● **TASK ITEM**: The word "where" marks the lines to copy; find all of them in the entries below.

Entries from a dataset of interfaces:

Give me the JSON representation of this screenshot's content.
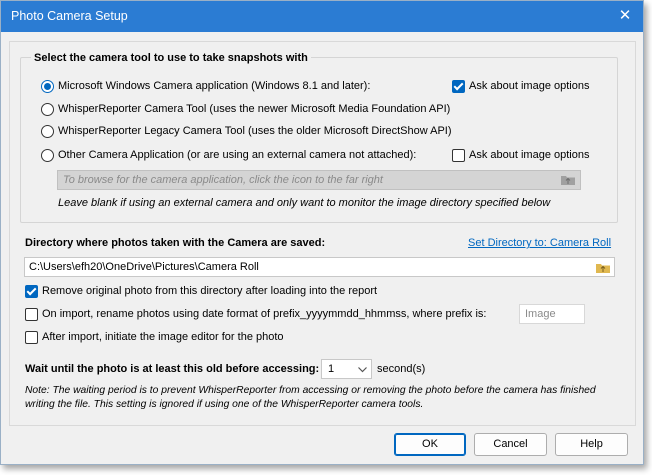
{
  "window": {
    "title": "Photo Camera Setup",
    "close_glyph": "✕"
  },
  "camera_group": {
    "label": "Select the camera tool to use to take snapshots with",
    "options": [
      {
        "label": "Microsoft Windows Camera application (Windows 8.1 and later):",
        "selected": true
      },
      {
        "label": "WhisperReporter Camera Tool (uses the newer Microsoft Media Foundation API)",
        "selected": false
      },
      {
        "label": "WhisperReporter Legacy Camera Tool (uses the older Microsoft DirectShow API)",
        "selected": false
      },
      {
        "label": "Other Camera Application (or are using an external camera not attached):",
        "selected": false
      }
    ],
    "ask_options_1": {
      "label": "Ask about image options",
      "checked": true
    },
    "ask_options_2": {
      "label": "Ask about image options",
      "checked": false
    },
    "app_path_placeholder": "To browse for the camera application, click the icon to the far right",
    "hint": "Leave blank if using an external camera and only want to monitor the image directory specified below"
  },
  "directory": {
    "label": "Directory where photos taken with the Camera are saved:",
    "set_link": "Set Directory to: Camera Roll",
    "path": "C:\\Users\\efh20\\OneDrive\\Pictures\\Camera Roll"
  },
  "options": {
    "remove_original": {
      "label": "Remove original photo from this directory after loading into the report",
      "checked": true
    },
    "rename_on_import": {
      "label": "On import, rename photos using date format of prefix_yyyymmdd_hhmmss, where prefix is:",
      "checked": false
    },
    "prefix_placeholder": "Image",
    "open_editor": {
      "label": "After import, initiate the image editor for the photo",
      "checked": false
    }
  },
  "wait": {
    "label": "Wait until the photo is at least this old before accessing:",
    "value": "1",
    "unit": "second(s)",
    "note_line1": "Note: The waiting period is to prevent WhisperReporter from accessing or removing the photo before the camera has finished",
    "note_line2": "writing the file.  This setting is ignored if using one of the WhisperReporter camera tools."
  },
  "buttons": {
    "ok": "OK",
    "cancel": "Cancel",
    "help": "Help"
  },
  "colors": {
    "titlebar": "#2b7cd3",
    "accent": "#0067c0"
  }
}
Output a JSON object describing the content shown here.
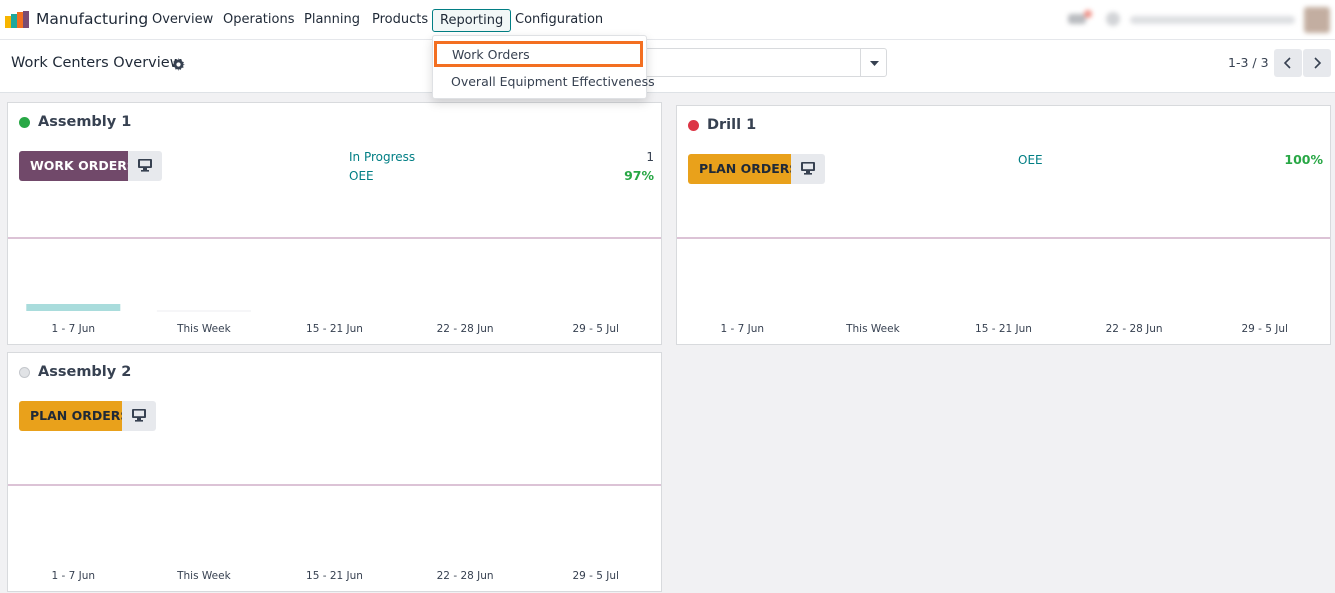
{
  "app": {
    "name": "Manufacturing"
  },
  "menu": {
    "overview": "Overview",
    "operations": "Operations",
    "planning": "Planning",
    "products": "Products",
    "reporting": "Reporting",
    "configuration": "Configuration"
  },
  "reporting_dropdown": {
    "work_orders": "Work Orders",
    "oee": "Overall Equipment Effectiveness"
  },
  "control_panel": {
    "title": "Work Centers Overview",
    "pager": "1-3 / 3"
  },
  "week_labels": [
    "1 - 7 Jun",
    "This Week",
    "15 - 21 Jun",
    "22 - 28 Jun",
    "29 - 5 Jul"
  ],
  "work_centers": [
    {
      "name": "Assembly 1",
      "status_color": "#28a745",
      "action_label": "WORK ORDERS",
      "stats": [
        {
          "label": "In Progress",
          "value": "1"
        },
        {
          "label": "OEE",
          "value": "97%"
        }
      ],
      "chart_data": {
        "type": "bar",
        "categories": [
          "1 - 7 Jun",
          "This Week",
          "15 - 21 Jun",
          "22 - 28 Jun",
          "29 - 5 Jul"
        ],
        "values": [
          1,
          0,
          0,
          0,
          0
        ]
      }
    },
    {
      "name": "Drill 1",
      "status_color": "#dc3545",
      "action_label": "PLAN ORDERS",
      "stats": [
        {
          "label": "OEE",
          "value": "100%"
        }
      ],
      "chart_data": {
        "type": "bar",
        "categories": [
          "1 - 7 Jun",
          "This Week",
          "15 - 21 Jun",
          "22 - 28 Jun",
          "29 - 5 Jul"
        ],
        "values": [
          0,
          0,
          0,
          0,
          0
        ]
      }
    },
    {
      "name": "Assembly 2",
      "status_color": "#e1e3e6",
      "action_label": "PLAN ORDERS",
      "stats": [],
      "chart_data": {
        "type": "bar",
        "categories": [
          "1 - 7 Jun",
          "This Week",
          "15 - 21 Jun",
          "22 - 28 Jun",
          "29 - 5 Jul"
        ],
        "values": [
          0,
          0,
          0,
          0,
          0
        ]
      }
    }
  ],
  "colors": {
    "accent": "#017e84",
    "work_orders_button": "#71496a",
    "plan_orders_button": "#e9a11b",
    "highlight": "#f36f21",
    "bar": "#a9dcdc"
  }
}
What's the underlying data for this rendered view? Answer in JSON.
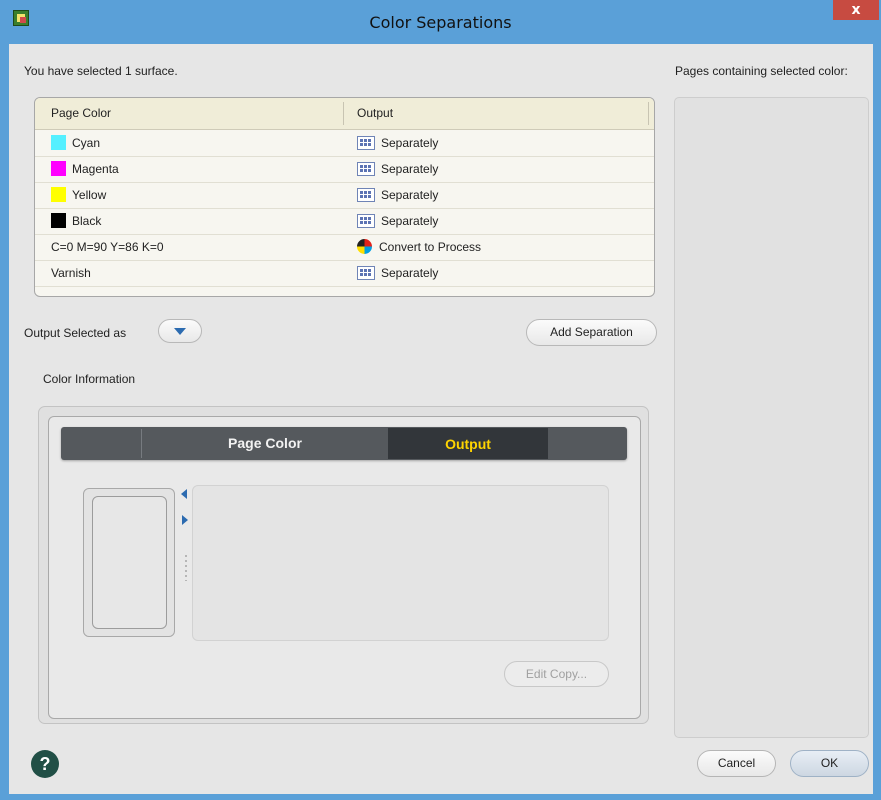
{
  "window": {
    "title": "Color Separations",
    "close_label": "x"
  },
  "selection_text": "You have selected 1 surface.",
  "pages_label": "Pages containing selected color:",
  "table": {
    "columns": [
      "Page Color",
      "Output"
    ],
    "rows": [
      {
        "name": "Cyan",
        "swatch": "#55f0ff",
        "output": "Separately",
        "output_icon": "separate-grid-icon"
      },
      {
        "name": "Magenta",
        "swatch": "#ff00ff",
        "output": "Separately",
        "output_icon": "separate-grid-icon"
      },
      {
        "name": "Yellow",
        "swatch": "#ffff00",
        "output": "Separately",
        "output_icon": "separate-grid-icon"
      },
      {
        "name": "Black",
        "swatch": "#000000",
        "output": "Separately",
        "output_icon": "separate-grid-icon"
      },
      {
        "name": "C=0 M=90 Y=86 K=0",
        "swatch": null,
        "output": "Convert to Process",
        "output_icon": "process-color-icon"
      },
      {
        "name": "Varnish",
        "swatch": null,
        "output": "Separately",
        "output_icon": "separate-grid-icon"
      }
    ]
  },
  "output_selected_label": "Output Selected as",
  "add_separation_label": "Add Separation",
  "color_information_label": "Color Information",
  "tabs": {
    "page_color": "Page Color",
    "output": "Output",
    "active": "Output"
  },
  "edit_copy_label": "Edit Copy...",
  "help_label": "?",
  "cancel_label": "Cancel",
  "ok_label": "OK",
  "colors": {
    "accent_blue": "#2c6bb0",
    "active_tab_text": "#ffd400",
    "titlebar": "#5aa0d8"
  }
}
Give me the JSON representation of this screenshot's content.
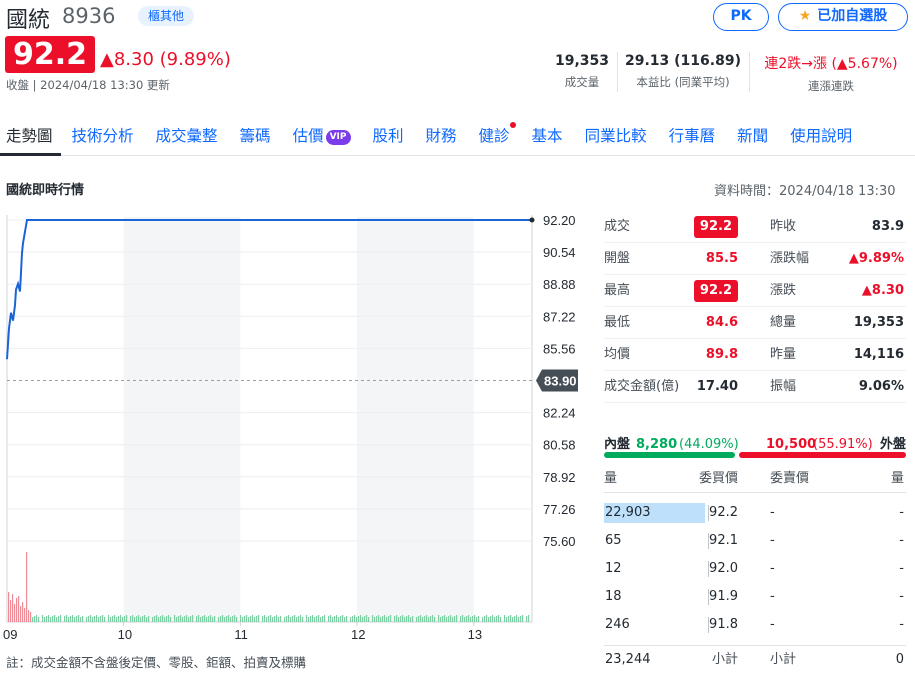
{
  "header": {
    "name": "國統",
    "code": "8936",
    "market_tag": "櫃其他",
    "pk_label": "PK",
    "watch_label": "已加自選股",
    "price": "92.2",
    "change": "▲8.30 (9.89%)",
    "status": "收盤 | 2024/04/18 13:30 更新"
  },
  "stats": {
    "volume_value": "19,353",
    "volume_label": "成交量",
    "pe_value": "29.13 (116.89)",
    "pe_label": "本益比 (同業平均)",
    "streak_value": "連2跌→漲 (▲5.67%)",
    "streak_label": "連漲連跌"
  },
  "tabs": [
    "走勢圖",
    "技術分析",
    "成交彙整",
    "籌碼",
    "估價",
    "股利",
    "財務",
    "健診",
    "基本",
    "同業比較",
    "行事曆",
    "新聞",
    "使用說明"
  ],
  "vip_label": "VIP",
  "section_title": "國統即時行情",
  "data_time": "資料時間：2024/04/18 13:30",
  "chart_data": {
    "type": "line",
    "y_ticks": [
      "92.20",
      "90.54",
      "88.88",
      "87.22",
      "85.56",
      "83.90",
      "82.24",
      "80.58",
      "78.92",
      "77.26",
      "75.60"
    ],
    "ylim": [
      75.6,
      92.2
    ],
    "prev_close": 83.9,
    "prev_close_label": "83.90",
    "x_ticks": [
      "09",
      "10",
      "11",
      "12",
      "13"
    ],
    "series": [
      {
        "values": [
          85.0,
          86.6,
          87.4,
          87.0,
          87.8,
          88.6,
          88.9,
          88.5,
          90.5,
          91.0,
          92.2,
          92.2,
          92.2,
          92.2,
          92.2,
          92.2,
          92.2,
          92.2,
          92.2,
          92.2
        ]
      }
    ]
  },
  "quote": {
    "rows": [
      {
        "l1": "成交",
        "v1": "92.2",
        "l2": "昨收",
        "v2": "83.9"
      },
      {
        "l1": "開盤",
        "v1": "85.5",
        "l2": "漲跌幅",
        "v2": "▲9.89%"
      },
      {
        "l1": "最高",
        "v1": "92.2",
        "l2": "漲跌",
        "v2": "▲8.30"
      },
      {
        "l1": "最低",
        "v1": "84.6",
        "l2": "總量",
        "v2": "19,353"
      },
      {
        "l1": "均價",
        "v1": "89.8",
        "l2": "昨量",
        "v2": "14,116"
      },
      {
        "l1": "成交金額(億)",
        "v1": "17.40",
        "l2": "振幅",
        "v2": "9.06%"
      }
    ]
  },
  "inner_outer": {
    "inner_label": "內盤",
    "inner_value": "8,280",
    "inner_pct": "(44.09%)",
    "outer_value": "10,500",
    "outer_pct": "(55.91%)",
    "outer_label": "外盤",
    "inner_fraction": 0.4409
  },
  "orderbook": {
    "headers": {
      "qty": "量",
      "bid": "委買價",
      "ask": "委賣價",
      "ask_qty": "量"
    },
    "rows": [
      {
        "qty": "22,903",
        "bid": "92.2",
        "ask": "-",
        "ask_qty": "-"
      },
      {
        "qty": "65",
        "bid": "92.1",
        "ask": "-",
        "ask_qty": "-"
      },
      {
        "qty": "12",
        "bid": "92.0",
        "ask": "-",
        "ask_qty": "-"
      },
      {
        "qty": "18",
        "bid": "91.9",
        "ask": "-",
        "ask_qty": "-"
      },
      {
        "qty": "246",
        "bid": "91.8",
        "ask": "-",
        "ask_qty": "-"
      }
    ],
    "total_bid_qty": "23,244",
    "total_bid_label": "小計",
    "total_ask_label": "小計",
    "total_ask_qty": "0"
  },
  "footnote": "註：成交金額不含盤後定價、零股、鉅額、拍賣及標購"
}
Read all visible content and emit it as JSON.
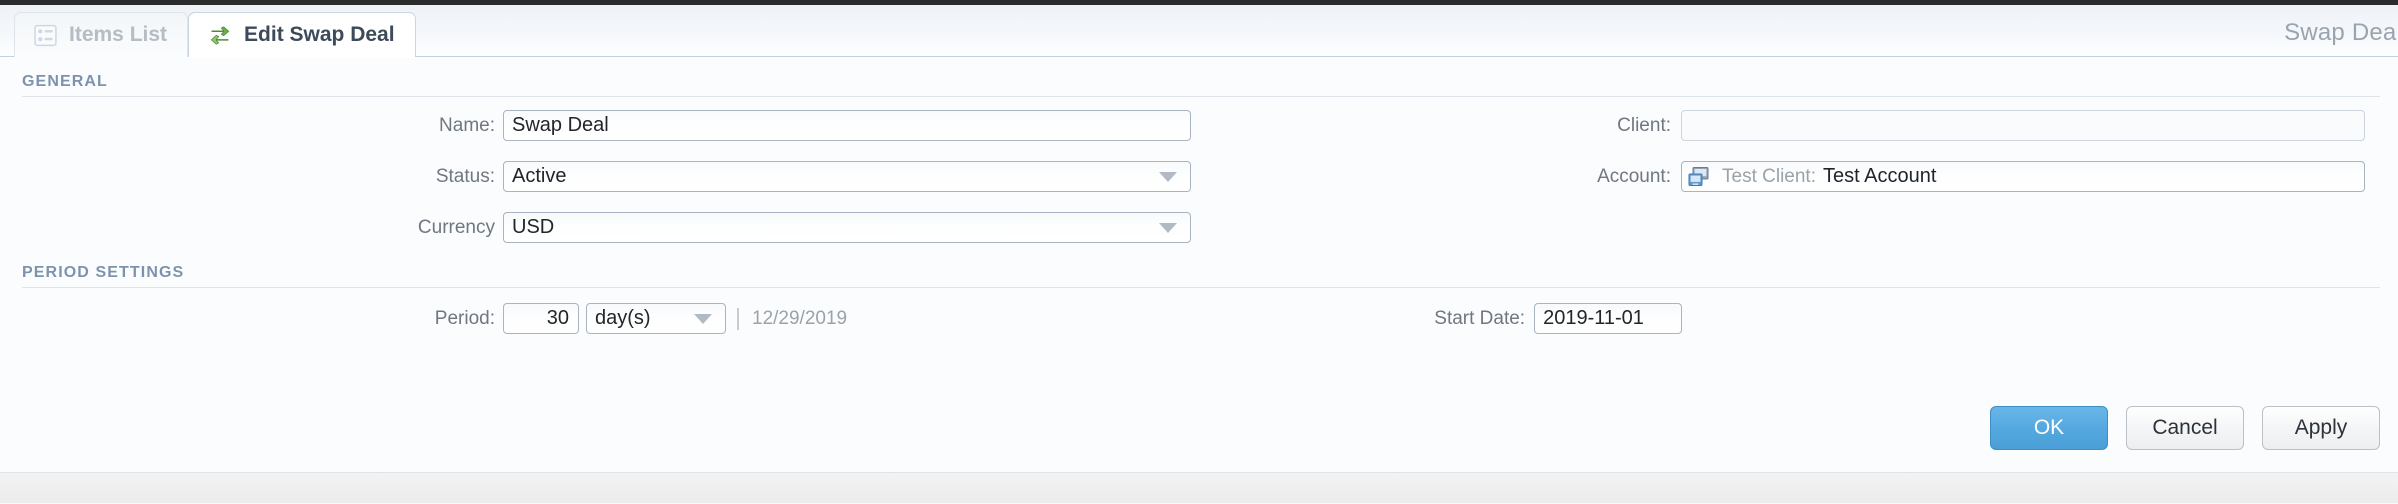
{
  "window": {
    "tabs": [
      {
        "label": "Items List",
        "icon": "list-icon",
        "active": false
      },
      {
        "label": "Edit Swap Deal",
        "icon": "swap-arrows-icon",
        "active": true
      }
    ],
    "corner_title": "Swap Deal"
  },
  "sections": {
    "general": {
      "title": "GENERAL",
      "fields": {
        "name": {
          "label": "Name:",
          "value": "Swap Deal"
        },
        "status": {
          "label": "Status:",
          "value": "Active",
          "type": "select"
        },
        "currency": {
          "label": "Currency",
          "value": "USD",
          "type": "select"
        },
        "client": {
          "label": "Client:",
          "value": "",
          "placeholder": ""
        },
        "account": {
          "label": "Account:",
          "icon": "account-monitor-icon",
          "prefix": "Test Client:",
          "value": "Test Account"
        }
      }
    },
    "period_settings": {
      "title": "PERIOD SETTINGS",
      "fields": {
        "period": {
          "label": "Period:",
          "value": "30",
          "unit": "day(s)",
          "separator": "|",
          "end_date": "12/29/2019"
        },
        "start_date": {
          "label": "Start Date:",
          "value": "2019-11-01"
        }
      }
    }
  },
  "buttons": {
    "ok": "OK",
    "cancel": "Cancel",
    "apply": "Apply"
  },
  "colors": {
    "accent": "#4a9fd8",
    "section_heading": "#7d93ad",
    "tab_active_text": "#3d4a5a",
    "tab_inactive_text": "#b6bcc4",
    "swap_icon_green": "#63b254"
  }
}
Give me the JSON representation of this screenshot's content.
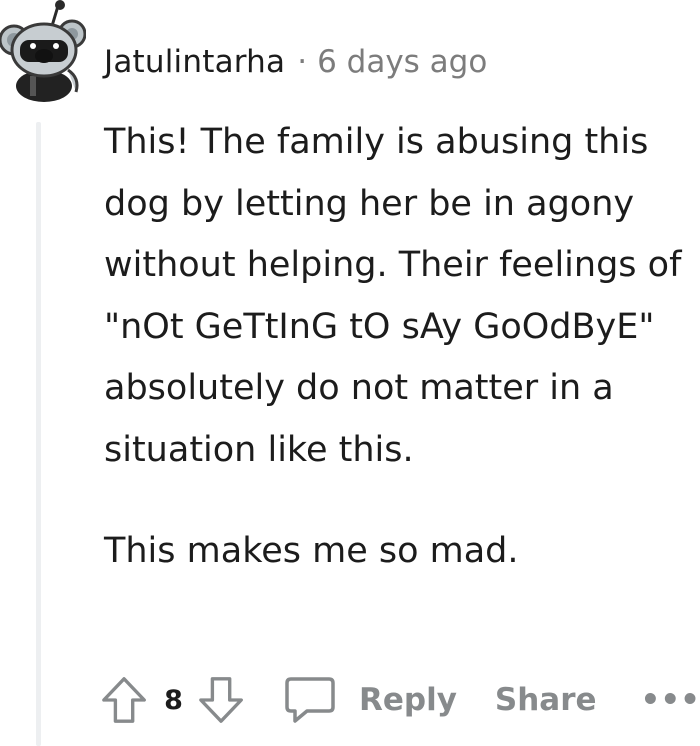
{
  "comment": {
    "author": "Jatulintarha",
    "separator": "·",
    "time_ago": "6 days ago",
    "paragraphs": [
      "This! The family is abusing this dog by letting her be in agony without helping. Their feelings of \"nOt GeTtInG tO sAy GoOdByE\" absolutely do not matter in a situation like this.",
      "This makes me so mad."
    ]
  },
  "actions": {
    "upvote_icon": "upvote-arrow-icon",
    "vote_count": "8",
    "downvote_icon": "downvote-arrow-icon",
    "reply_icon": "speech-bubble-icon",
    "reply_label": "Reply",
    "share_label": "Share",
    "more_label": "•••"
  },
  "colors": {
    "text": "#1c1c1c",
    "meta": "#7c7c7c",
    "action_gray": "#878a8c",
    "thread_line": "#edeff1"
  }
}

● **SOLUTION TO THE EXERCISE**:
    "label": "Directory where photos taken with the Camera are saved:",
      "label": "On import, rename photos using date format of prefix_yyyymmdd_hhmmss, where prefix is:",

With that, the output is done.